Regardless the shortcomings, Nintendo definitely deserves praise for yet again hiring not one but two orchestras to play the game's soundtrack start to end– hearing real strings and percussion, occasionally augmented by sci-fi synthesizer, adds a lushness to the soundtrack that Metroid has long deserved.
At first, I wasn't sure that Metroid: Other M would be a proper Metroid game or even a fun one, but as its action intensified over the course of the adventure, it didn't take me long to dismiss the second concern. As for whether or not it's Metroid ... I finished the game with a 45-percent completion rate, and I'm currently going back through the map looking for hidden Energy and Missile Tanks. You tell me.
I played this game when it was released and I remember enjoying it I was around 16 I think. The controls were good when I got used to them and despite many people disliking the story I did enjoy it at the time. I still have this game and will probably play it again soon.
In the end, Metroid: Other M is one of Nintendo's most ambitious projects this generation and deserves some consideration for all that it gets right despite a few missteps. It's recommended for Metroid fans, particularly those who want to know more about Samus Aran and her motivations.
And it is really good, when its occasionally clumsy controls aren't getting in the way of your ability to enjoy it. Luckily, those moments occur a lot less frequently than the ones that make this game satisfying in all the same ways those old Metroid games were.
For this new episode, the Team Ninja dare to start from scratch or almost to eventually offer a new gameplay, switching brilliantly between action/exploration and story... The game stays very much advised to the fans of Samus who'll find her more powerful – and fragile – than ever.
Underrated classic. Expanded and upgraded idea from Metroid Fusion. Please, give it try Japanese version of the game, because English localization ruined pheonomenal story by Yoshio Sakamoto. I'm very impressed!

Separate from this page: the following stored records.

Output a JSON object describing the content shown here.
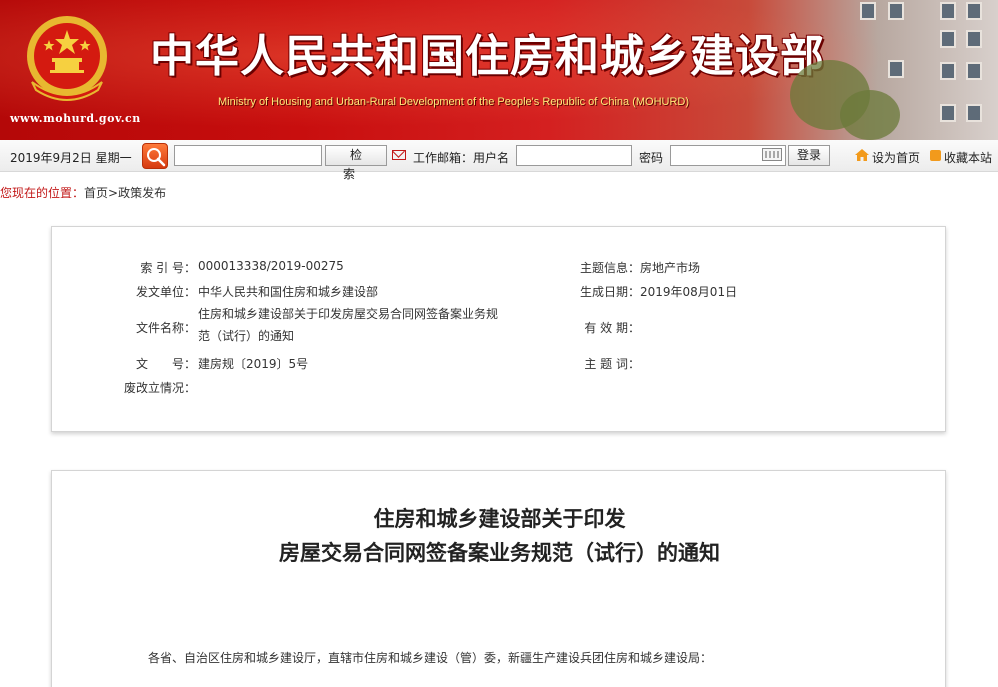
{
  "banner": {
    "cn_title": "中华人民共和国住房和城乡建设部",
    "en_title": "Ministry of Housing and Urban-Rural Development of the People's Republic of China (MOHURD)",
    "site_url": "www.mohurd.gov.cn"
  },
  "toolbar": {
    "date": "2019年9月2日  星期一",
    "search_value": "",
    "search_button": "检索",
    "mail_label": "工作邮箱：用户名",
    "username_value": "",
    "password_label": "密码",
    "password_value": "",
    "login_button": "登录",
    "set_home": "设为首页",
    "add_favorite": "收藏本站"
  },
  "breadcrumb": {
    "label": "您现在的位置：",
    "home": "首页",
    "sep": ">",
    "section": "政策发布"
  },
  "info": {
    "index_label": "索 引 号：",
    "index_value": "000013338/2019-00275",
    "topic_label": "主题信息：",
    "topic_value": "房地产市场",
    "issuer_label": "发文单位：",
    "issuer_value": "中华人民共和国住房和城乡建设部",
    "date_label": "生成日期：",
    "date_value": "2019年08月01日",
    "doc_name_label": "文件名称：",
    "doc_name_value": "住房和城乡建设部关于印发房屋交易合同网签备案业务规范（试行）的通知",
    "validity_label": "有 效 期：",
    "validity_value": "",
    "doc_no_label": "文　　号：",
    "doc_no_value": "建房规〔2019〕5号",
    "keywords_label": "主 题 词：",
    "keywords_value": "",
    "status_label": "废改立情况：",
    "status_value": ""
  },
  "article": {
    "title_line1": "住房和城乡建设部关于印发",
    "title_line2": "房屋交易合同网签备案业务规范（试行）的通知",
    "salutation": "各省、自治区住房和城乡建设厅，直辖市住房和城乡建设（管）委，新疆生产建设兵团住房和城乡建设局："
  }
}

It's certainly not a bad game but it doesn't really fit well into the Metroid franchise. Let's say Team Ninja has some traditional ideas about masculinity and femininity. I think the gameplay is generally fine though it unfortunately misses the point of adventure games by railroading you a lot. I think it's actually pretty cool to try an innovative control system by having the player switch between sideways mode and pointer mode. Even if the idea didn't end up being so good, I like experimentation for the sake of experimentation. And the story starts out great by recreating the classic ending of Super Metroid in glorious 3D. Indeed, throughout the game Team Ninja pays homage to other Metroid games so it's clear Other M was made by true fans. The real problem with the game is the horrendous mistreatment of Samus's character. They took the most badass independent woman in the universe and transformed her into a delicate sobbing flower with "daddy issues." All Metroid games have to come up with some reason Samus doesn't start out with all her powers from the last game, and in this game the reason is that she's not "authorized" to use them. Samus should have given Adam the finger when he demanded that she follow orders. She was there as an independent bounty hunter answering a distress signal and she can do what she wants.

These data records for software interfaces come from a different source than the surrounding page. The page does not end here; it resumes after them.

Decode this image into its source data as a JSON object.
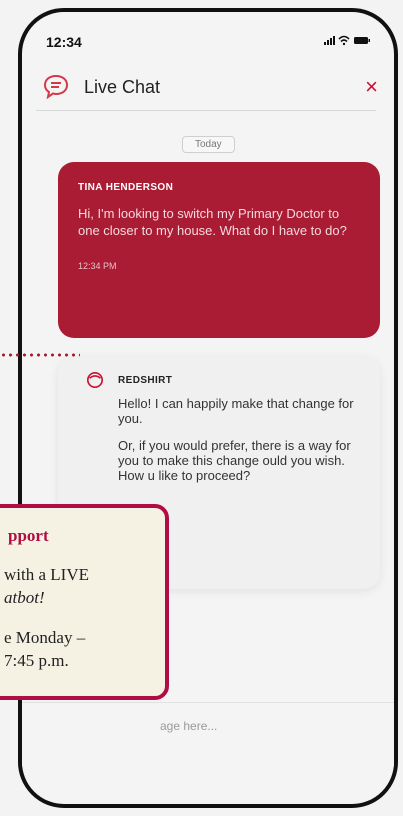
{
  "status_bar": {
    "time": "12:34",
    "icons": "signal-wifi-battery"
  },
  "header": {
    "title": "Live Chat",
    "close_label": "×",
    "icon": "chat-bubble-icon"
  },
  "date_chip": "Today",
  "messages": [
    {
      "sender": "TINA HENDERSON",
      "text": "Hi, I'm looking to switch my Primary Doctor to one closer to my house. What do I have to do?",
      "time": "12:34 PM"
    },
    {
      "sender": "REDSHIRT",
      "paragraphs": [
        "Hello! I can happily make that change for you.",
        "Or, if you would prefer, there is a way for you to make this change ould you wish. How u like to proceed?"
      ]
    }
  ],
  "input": {
    "placeholder": "age here..."
  },
  "callout": {
    "title": "pport",
    "line1": "with a LIVE",
    "line2": "atbot!",
    "line3": "e Monday –",
    "line4": "7:45 p.m."
  },
  "colors": {
    "brand": "#aa1b34",
    "callout_border": "#b10d45",
    "callout_bg": "#f5f2e4"
  }
}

The story and especially the voice acting is so bad, that at times it can be funny. Everyone sounds like they were reading the script at 3 am for the first time while trying to not wake up anyone. The plot sounds interesting, but the way it's told is atrocious. The game doesn't understand "show, don't tell". Instead, the game feels the need to overexplain things through Samus' inner monologue. Furthermore, the character of Samus in this game does not match at all with her character from the other games. This character could have maybe worked better as an origin story, but this game is supposed to take place close to the end of the timeline.

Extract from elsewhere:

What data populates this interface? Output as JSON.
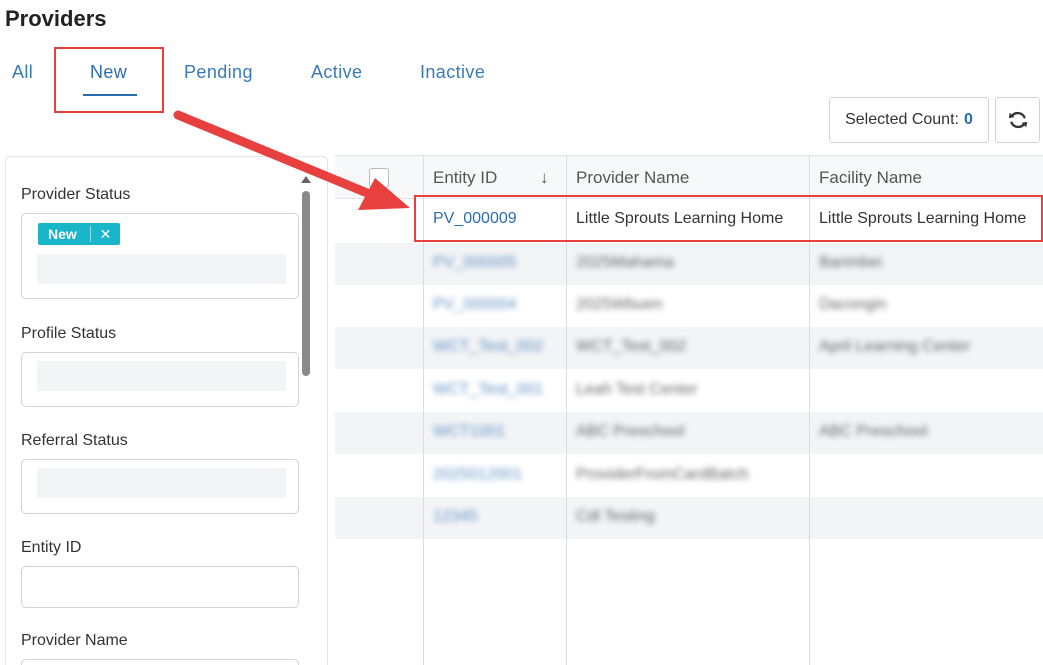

On the other hand, the gameplay is at least not that bad. The game is incredibly linear, even when compared to more linear Metroid games, the camera is locked, and the controls are extremely clunky and were probably made by the same people who made the n64 controller. Despite that, there were moments when I thought the game was entertaining, particularly with some boss fights, although I would rather have the gameplay of any other mainline Metroid/Metroid prime game. Furthermore, the game didn't have any major bugs, and the visuals of the prerendered cutscenes looked good.
SummaryThe game looks at the classic franchise from a new perspective: While much of the game is reminiscent of 2-D side-scrollers, players can switch the perspective into 3-D at any time as they explore the twisting passages of a derelict space station and delve deep into a cinematic, never-before-told story of bounty hunter Samus Aran's past....